Kevin Patterson’s Consumption is a truly amazing novel. It may also be the first piece of Canadian literature that I’ve knowingly read, other than Margaret Atwood’s The Handmaid’s Tale (and John Irving, if we’re going to call him Canadian). It is an epic history of a family, as well as the chronicle of the fundamental and sweeping changes to a culture and a people.
An Inuit child, Victoria, is taken from her family and her village when she tests positive for tuberculosis onboard a government medical ship. She is treated for the disease by a common medical practice of the time, cutting out sections of her ribs so that they would collapse the tubercular sections of her lungs. The removal of sections of her ribs leaves a dent in her side that is as powerful a metaphor for the removal of culture as you’re likely to find.
When the dented and city-wise Victoria is returned to her village after 10 years away, she finds that the world that she thought that she knew is gone. When she left, her people were nomadic and lived off the land. When she returned, nearly everyone had “come in off the land.”
Dog teams were killed (the animals were not bred to make good pets), houses were built, and new jobs had been taken. Government support had come in the form of housing, central clinics, etc. While away, Victoria had spoken mostly in English and Cree. On returning, she found it difficult to communicate with her own family. She had also grown a foot taller than anyone else in the town. She is an outsider in her home town.
Victoria marries the white manager of the store in the village, further isolating herself from her community. In time she has three children. Each of these children adapt and rebel in divergent ways. The extent of the change in the culture of the people from Victoria’s parents’ generation to that of her children is staggering. As you might imagine, there is a fair amount of tragedy to the tale. I won’t give any more of the plot away…

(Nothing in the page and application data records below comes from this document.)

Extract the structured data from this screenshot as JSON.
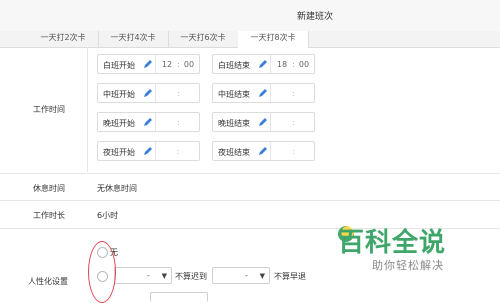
{
  "header": {
    "title": "新建班次"
  },
  "tabs": [
    {
      "label": "一天打2次卡"
    },
    {
      "label": "一天打4次卡"
    },
    {
      "label": "一天打6次卡"
    },
    {
      "label": "一天打8次卡"
    }
  ],
  "work_time": {
    "label": "工作时间",
    "slots": [
      {
        "label": "白班开始",
        "hour": "12",
        "minute": "00"
      },
      {
        "label": "白班结束",
        "hour": "18",
        "minute": "00"
      },
      {
        "label": "中班开始",
        "hour": "",
        "minute": ""
      },
      {
        "label": "中班结束",
        "hour": "",
        "minute": ""
      },
      {
        "label": "晚班开始",
        "hour": "",
        "minute": ""
      },
      {
        "label": "晚班结束",
        "hour": "",
        "minute": ""
      },
      {
        "label": "夜班开始",
        "hour": "",
        "minute": ""
      },
      {
        "label": "夜班结束",
        "hour": "",
        "minute": ""
      }
    ]
  },
  "rest_time": {
    "label": "休息时间",
    "value": "无休息时间"
  },
  "work_duration": {
    "label": "工作时长",
    "value": "6小时"
  },
  "humanize": {
    "label": "人性化设置",
    "option_none": "无",
    "late_select": "-",
    "late_text": "不算迟到",
    "early_select": "-",
    "early_text": "不算早退"
  },
  "watermark": {
    "main": "百科全说",
    "sub": "助你轻松解决"
  },
  "colors": {
    "highlight": "#e0474f",
    "watermark": "#3fa66a",
    "pen_icon": "#3b7fd9"
  }
}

The “consumption” in the title can be interpreted in several ways. Most obviously, consumption refers to the disease tuberculosis, which is now endemic in some arctic communities. The word is also a reference to the consumption of minority cultures by dominant cultures. Another interpretation refers to what Patterson calls the “curse of affluence” – the idea that comfort is a luxury – and one that is not all that good for us physically or spiritually. Greed. The erosion of ethics. In parts, it literally refers to the food that is being consumed. Each of these interpretations is touched upon as one of several central themes in the book.
Patterson’s writing is crisp and to the point. His restraint in the book is commendable, and he avoids the obvious temptation to be overly expository. If you don’t understand this exchange in Inuit, it actually feeds the story in that you too feel like an outsider:
“Ublukatiarak, attatatiak,” Pauloosie said.
“Igvalue, irnuktuq,” Emo answered.
There’s not a ton of this in the book – just enough to make the point. (I also learned that the correct spelling of a shelter made of blocks of ice is “iglu.”) Patterson can also write about native people hunting walrus, beluga whales, caribou, etc. without coming off as a total jackass. You try it.
The descriptions of the harsh and unforgiving environment of Rankin Inlet is as real as any of the characters. Rankin Inlet is, in fact, a real place that is impossibly far north in Hudson Bay. I went looking on Google Earth for virtually all of the place names described, because the were completely foreign to me. Here is what Rankin Inlet looks like:
That’s remote. And cold looking.
Patterson, besides being a gifted author, is also a medical doctor who has spent time living and working in the Arctic. He pokes fun of people like him in the book. In several places in the novel characters take a dim view of people (especially doctors) who come to work in a community for only a few years before leaving to write their book about the experience.
In the Acknowledgments, Patterson says that this book began as a collection of essays about cultural change and epidemiology. A very minor complaint is that it appears that the book ends with those essays slapped onto the last chapter and attributed as the writings of the doctor in the story. This would be really annoying if those essays weren’t completely absorbing. If you’re not as into armchair epidemiology as I am, this may bug you – or not.
My copy of this book is the Canadian edition with the beautiful cover above. When the book comes out in the US in August, it will be sporting the lame-o cover below. Out of focus woman in the snow. How evocative. Boo! If you want to read this book sooner than later, you can get it from Amazon.ca with the BGB-preferred cover. Otherwise, I’ll remind you in August to shop locally. It’s that good.
Special note of thanks to Ragdoll for passing along her extra copy of this book. You rock.